The Employment Appeal Tribunal has held that an employee who changed to part-time working on her return from maternity leave and who was subsequently dismissed by reason of redundancy, had been subjected to indirect sex discrimination, part-time worker detriment and had been unfairly dismissed.
The employee, in this case, worked in a team with one colleague and a line manager who reported to a more senior manager.
She had been on maternity leave for just under a year. Prior to her return she submitted a flexible working request and on her return, after taking a short period of annual leave, worked four days a week from 9am to 5pm. While it was agreed there might be some flexibility around those times, the employee needed to leave at 5pm to collect her daughter from nursery.
An issue arose in relation to one aspect of the employee’s working arrangements, in that it was necessary to carry out certain work after 5pm. The employee agreed that this would sometimes require her to stay after 5pm but her line manager agreed that she could do preparatory work before 5pm and complete the work remotely from home. When her line manager was on leave the more senior manager refused the same flexibility with the result that the employee had to work after 5pm to a greater extent.

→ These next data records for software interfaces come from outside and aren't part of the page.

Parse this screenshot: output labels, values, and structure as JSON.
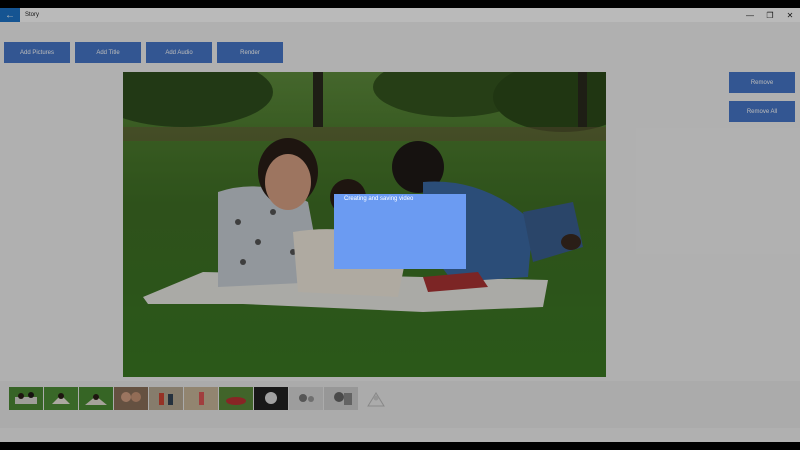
{
  "window": {
    "title": "Story"
  },
  "titlebar": {
    "back_icon": "arrow-left-icon",
    "minimize_glyph": "—",
    "restore_glyph": "❐",
    "close_glyph": "✕"
  },
  "toolbar": {
    "add_pictures_label": "Add Pictures",
    "add_title_label": "Add Title",
    "add_audio_label": "Add Audio",
    "render_label": "Render"
  },
  "side_actions": {
    "remove_label": "Remove",
    "remove_all_label": "Remove All"
  },
  "preview": {
    "image_icon": "family-photo-icon"
  },
  "thumbnails": {
    "count_visible": 10,
    "add_placeholder_icon": "image-placeholder-icon"
  },
  "progress_dialog": {
    "message": "Creating and saving video"
  },
  "colors": {
    "accent": "#1e73c8",
    "button_bg": "#4777c8",
    "dialog_bg": "#6b9bf2",
    "grass": "#3f7a29"
  }
}
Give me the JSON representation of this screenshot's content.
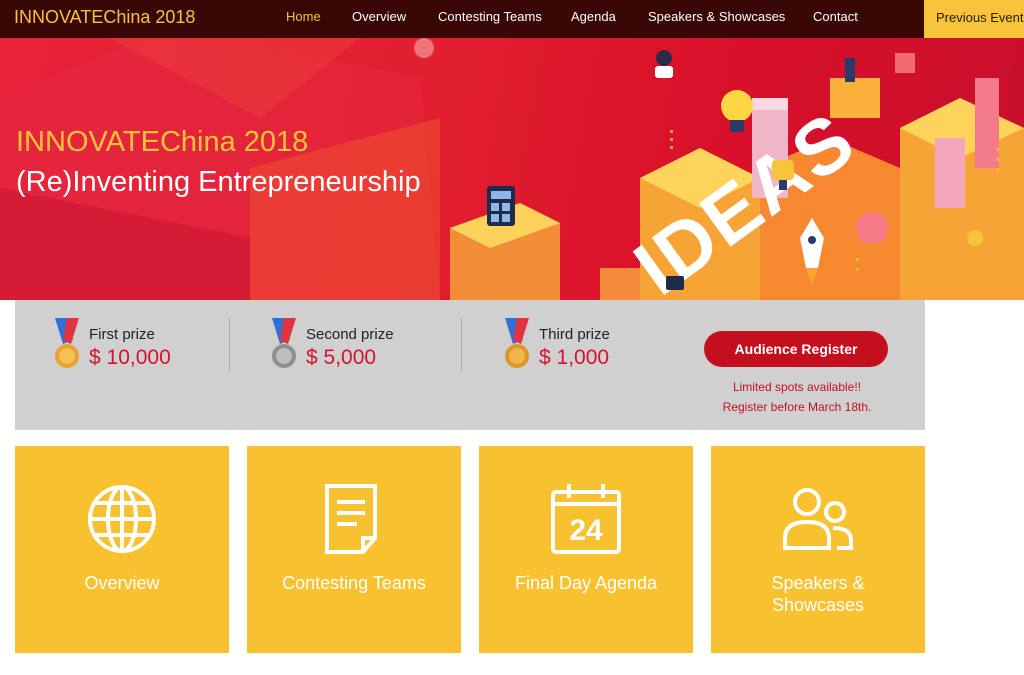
{
  "nav": {
    "brand": "INNOVATEChina 2018",
    "items": [
      {
        "label": "Home",
        "active": true
      },
      {
        "label": "Overview",
        "active": false
      },
      {
        "label": "Contesting Teams",
        "active": false
      },
      {
        "label": "Agenda",
        "active": false
      },
      {
        "label": "Speakers & Showcases",
        "active": false
      },
      {
        "label": "Contact",
        "active": false
      }
    ],
    "previous_events": "Previous Events"
  },
  "hero": {
    "title": "INNOVATEChina 2018",
    "subtitle": "(Re)Inventing Entrepreneurship",
    "illustration_text": "IDEAS",
    "calculator_icon": "calculator-icon",
    "lightbulb_icon": "lightbulb-icon",
    "trophy_icon": "trophy-icon",
    "rocket_icon": "rocket-icon"
  },
  "prizes": [
    {
      "label": "First prize",
      "amount": "$ 10,000",
      "medal_icon": "gold-medal-icon",
      "medal_color": "#e8a233"
    },
    {
      "label": "Second prize",
      "amount": "$ 5,000",
      "medal_icon": "silver-medal-icon",
      "medal_color": "#9a9a9a"
    },
    {
      "label": "Third prize",
      "amount": "$ 1,000",
      "medal_icon": "bronze-medal-icon",
      "medal_color": "#e0952b"
    }
  ],
  "register": {
    "button_label": "Audience Register",
    "note_line1": "Limited spots available!!",
    "note_line2": "Register before March 18th."
  },
  "tiles": [
    {
      "label": "Overview",
      "icon": "globe-icon"
    },
    {
      "label": "Contesting Teams",
      "icon": "document-icon"
    },
    {
      "label": "Final Day Agenda",
      "icon": "calendar-icon",
      "icon_text": "24"
    },
    {
      "label_line1": "Speakers &",
      "label_line2": "Showcases",
      "icon": "people-icon"
    }
  ],
  "colors": {
    "nav_bg": "#3a0707",
    "accent_yellow": "#f7c33a",
    "hero_red": "#e21f2f",
    "register_red": "#c4101e",
    "tile_yellow": "#f8c12f",
    "prize_bar_gray": "#d0d0d0"
  }
}
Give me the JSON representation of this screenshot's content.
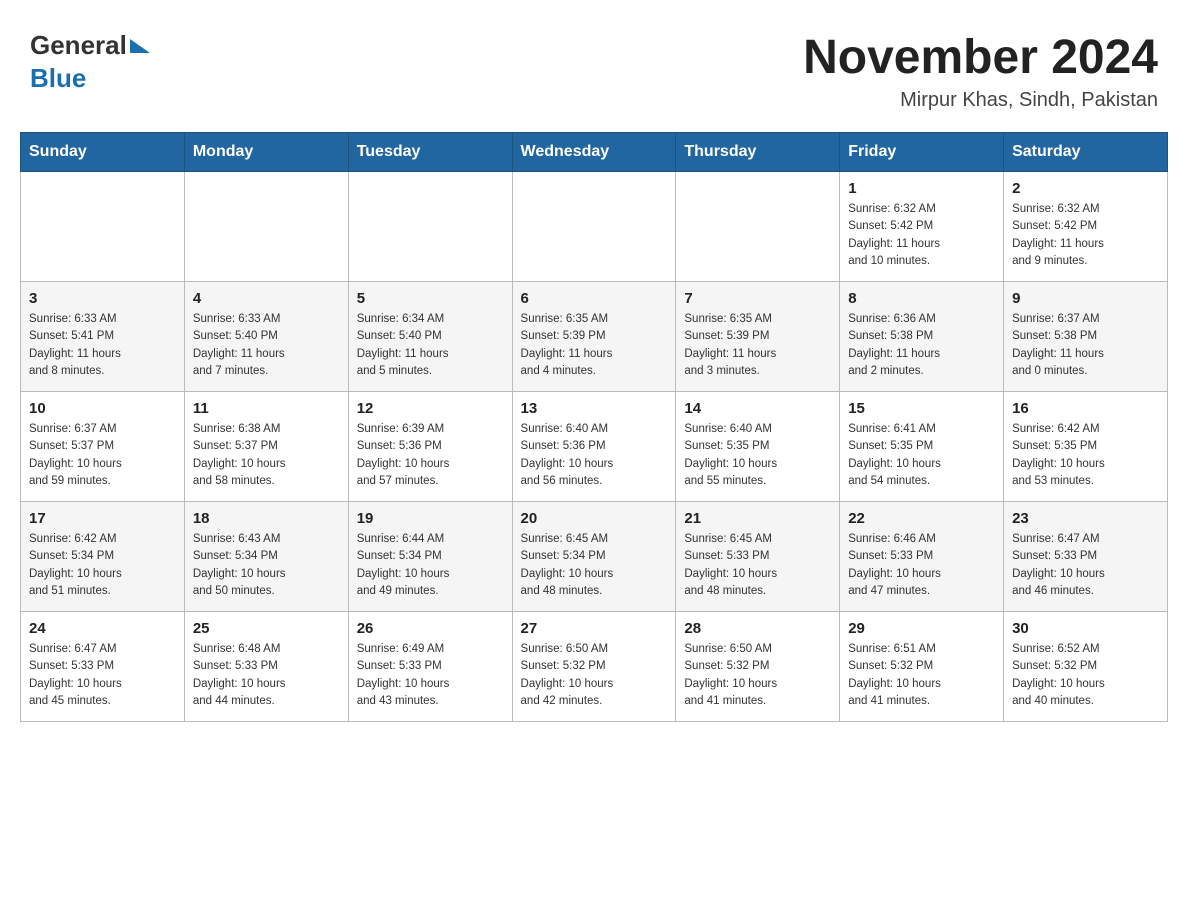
{
  "header": {
    "month_year": "November 2024",
    "location": "Mirpur Khas, Sindh, Pakistan",
    "logo_general": "General",
    "logo_blue": "Blue"
  },
  "days_of_week": [
    "Sunday",
    "Monday",
    "Tuesday",
    "Wednesday",
    "Thursday",
    "Friday",
    "Saturday"
  ],
  "weeks": [
    [
      {
        "day": "",
        "info": ""
      },
      {
        "day": "",
        "info": ""
      },
      {
        "day": "",
        "info": ""
      },
      {
        "day": "",
        "info": ""
      },
      {
        "day": "",
        "info": ""
      },
      {
        "day": "1",
        "info": "Sunrise: 6:32 AM\nSunset: 5:42 PM\nDaylight: 11 hours\nand 10 minutes."
      },
      {
        "day": "2",
        "info": "Sunrise: 6:32 AM\nSunset: 5:42 PM\nDaylight: 11 hours\nand 9 minutes."
      }
    ],
    [
      {
        "day": "3",
        "info": "Sunrise: 6:33 AM\nSunset: 5:41 PM\nDaylight: 11 hours\nand 8 minutes."
      },
      {
        "day": "4",
        "info": "Sunrise: 6:33 AM\nSunset: 5:40 PM\nDaylight: 11 hours\nand 7 minutes."
      },
      {
        "day": "5",
        "info": "Sunrise: 6:34 AM\nSunset: 5:40 PM\nDaylight: 11 hours\nand 5 minutes."
      },
      {
        "day": "6",
        "info": "Sunrise: 6:35 AM\nSunset: 5:39 PM\nDaylight: 11 hours\nand 4 minutes."
      },
      {
        "day": "7",
        "info": "Sunrise: 6:35 AM\nSunset: 5:39 PM\nDaylight: 11 hours\nand 3 minutes."
      },
      {
        "day": "8",
        "info": "Sunrise: 6:36 AM\nSunset: 5:38 PM\nDaylight: 11 hours\nand 2 minutes."
      },
      {
        "day": "9",
        "info": "Sunrise: 6:37 AM\nSunset: 5:38 PM\nDaylight: 11 hours\nand 0 minutes."
      }
    ],
    [
      {
        "day": "10",
        "info": "Sunrise: 6:37 AM\nSunset: 5:37 PM\nDaylight: 10 hours\nand 59 minutes."
      },
      {
        "day": "11",
        "info": "Sunrise: 6:38 AM\nSunset: 5:37 PM\nDaylight: 10 hours\nand 58 minutes."
      },
      {
        "day": "12",
        "info": "Sunrise: 6:39 AM\nSunset: 5:36 PM\nDaylight: 10 hours\nand 57 minutes."
      },
      {
        "day": "13",
        "info": "Sunrise: 6:40 AM\nSunset: 5:36 PM\nDaylight: 10 hours\nand 56 minutes."
      },
      {
        "day": "14",
        "info": "Sunrise: 6:40 AM\nSunset: 5:35 PM\nDaylight: 10 hours\nand 55 minutes."
      },
      {
        "day": "15",
        "info": "Sunrise: 6:41 AM\nSunset: 5:35 PM\nDaylight: 10 hours\nand 54 minutes."
      },
      {
        "day": "16",
        "info": "Sunrise: 6:42 AM\nSunset: 5:35 PM\nDaylight: 10 hours\nand 53 minutes."
      }
    ],
    [
      {
        "day": "17",
        "info": "Sunrise: 6:42 AM\nSunset: 5:34 PM\nDaylight: 10 hours\nand 51 minutes."
      },
      {
        "day": "18",
        "info": "Sunrise: 6:43 AM\nSunset: 5:34 PM\nDaylight: 10 hours\nand 50 minutes."
      },
      {
        "day": "19",
        "info": "Sunrise: 6:44 AM\nSunset: 5:34 PM\nDaylight: 10 hours\nand 49 minutes."
      },
      {
        "day": "20",
        "info": "Sunrise: 6:45 AM\nSunset: 5:34 PM\nDaylight: 10 hours\nand 48 minutes."
      },
      {
        "day": "21",
        "info": "Sunrise: 6:45 AM\nSunset: 5:33 PM\nDaylight: 10 hours\nand 48 minutes."
      },
      {
        "day": "22",
        "info": "Sunrise: 6:46 AM\nSunset: 5:33 PM\nDaylight: 10 hours\nand 47 minutes."
      },
      {
        "day": "23",
        "info": "Sunrise: 6:47 AM\nSunset: 5:33 PM\nDaylight: 10 hours\nand 46 minutes."
      }
    ],
    [
      {
        "day": "24",
        "info": "Sunrise: 6:47 AM\nSunset: 5:33 PM\nDaylight: 10 hours\nand 45 minutes."
      },
      {
        "day": "25",
        "info": "Sunrise: 6:48 AM\nSunset: 5:33 PM\nDaylight: 10 hours\nand 44 minutes."
      },
      {
        "day": "26",
        "info": "Sunrise: 6:49 AM\nSunset: 5:33 PM\nDaylight: 10 hours\nand 43 minutes."
      },
      {
        "day": "27",
        "info": "Sunrise: 6:50 AM\nSunset: 5:32 PM\nDaylight: 10 hours\nand 42 minutes."
      },
      {
        "day": "28",
        "info": "Sunrise: 6:50 AM\nSunset: 5:32 PM\nDaylight: 10 hours\nand 41 minutes."
      },
      {
        "day": "29",
        "info": "Sunrise: 6:51 AM\nSunset: 5:32 PM\nDaylight: 10 hours\nand 41 minutes."
      },
      {
        "day": "30",
        "info": "Sunrise: 6:52 AM\nSunset: 5:32 PM\nDaylight: 10 hours\nand 40 minutes."
      }
    ]
  ]
}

A reorganisation of the department was proposed which included reducing the size of the team from three to two, meaning that one of the roles was at risk of redundancy. The two roles would be a Manager (combining the roles of the colleague and the line manager) and an Engineer (who would do a role similar to the employee which would involve work being carried out after 5pm). The three members of the team were invited to apply for the manager role. The colleague was successful. The employee did not apply for the engineer role, expressing concerns about the need to work after 5pm as well as a lack of variety and opportunity for progression in the role. There was no other suitable vacancy. The employee was dismissed by reason of redundancy.
She then brought claims, amongst other things, for unfair dismissal, indirect sex discrimination, and part-time worker detriment.
The employer sought to argue that the Part-Time Workers (Prevention of Less Favourable Treatment) Regulations 2000 did not apply as the Regulations preclude a comparison with a working arrangement which is more than 12 months old. The tribunal, however, dismissed this argument saying that the fact that the employee took annual leave immediately after her maternity leave did not prevent her from relying on the Regulations.
The tribunal said that reneging on the agreement that the employee could leave work at 5pm was less favourable treatment of which her part-time status was the predominant and effective cause.
The tribunal accepted that the restructuring exercise was not a sham put up to get rid of the employee and that the redundancy process adopted by the employer was one which was reasonably open to a reasonable employer in the circumstances. However, the PCP applied to the new Engineer role, the requirement to perform duties from the office after 5pm, it said, put women, and the employee, at a disadvantage and had not been justified. There had been no proper consideration of alternative ways of working, such as working from home. In those circumstances, the dismissal had been tainted by indirect discrimination and was, therefore, unfair.
Less favourable treatment of part-time workers
The employer appealed. The Employment Appeal Tribunal noted that the employee’s maternity leave had been just less than 12 months but that, as is not uncommon with women returning from maternity leave, she had then taken a period of accrued annual leave. This, it said, did not mean that the Regulations could not apply. It said that the employee did not have to physically return for one day before taking their annual leave and that any suggestion that the employment relationship was in some way in abeyance during the period of paid annual leave was incorrect and would not properly reflect the underlying purpose of the Regulations.
As for the comparison of the terms themselves, the tribunal, it said, had focused on the most important feature: that the employee was entitled to finish work at 5pm subject to some degree of flexibility. The tribunal had been entitled to find that subsequently requiring her to work in a way that was inconsistent with that agreement was less favourable treatment of her as a part-time worker, arising because of her part-time worker status.
Redundancy dismissal and indirect sex discrimination
In relation to the indirect sex discrimination and unfair dismissal claims, the Employment Appeal Tribunal said that the tribunal’s findings were clear regarding the employee’s concern for a 5pm finish, how this had been accommodated in the past and in relation to the new role when it found that the employee would suffer disadvantage by a two-fold PCP of having to undertake work after 5pm and doing so at the workplace rather than at home. It had rightly concluded that this was a disadvantage more likely to be suffered by women given they as a group predominantly have a requirement to exercise childcare functions and collect children from nursery at the end of the working day. The tribunal found that this, as well as her concern for her career progression more generally, was the issue that caused the employee not to apply for the new role.
Case reference: Fidessa Plc v Lancaster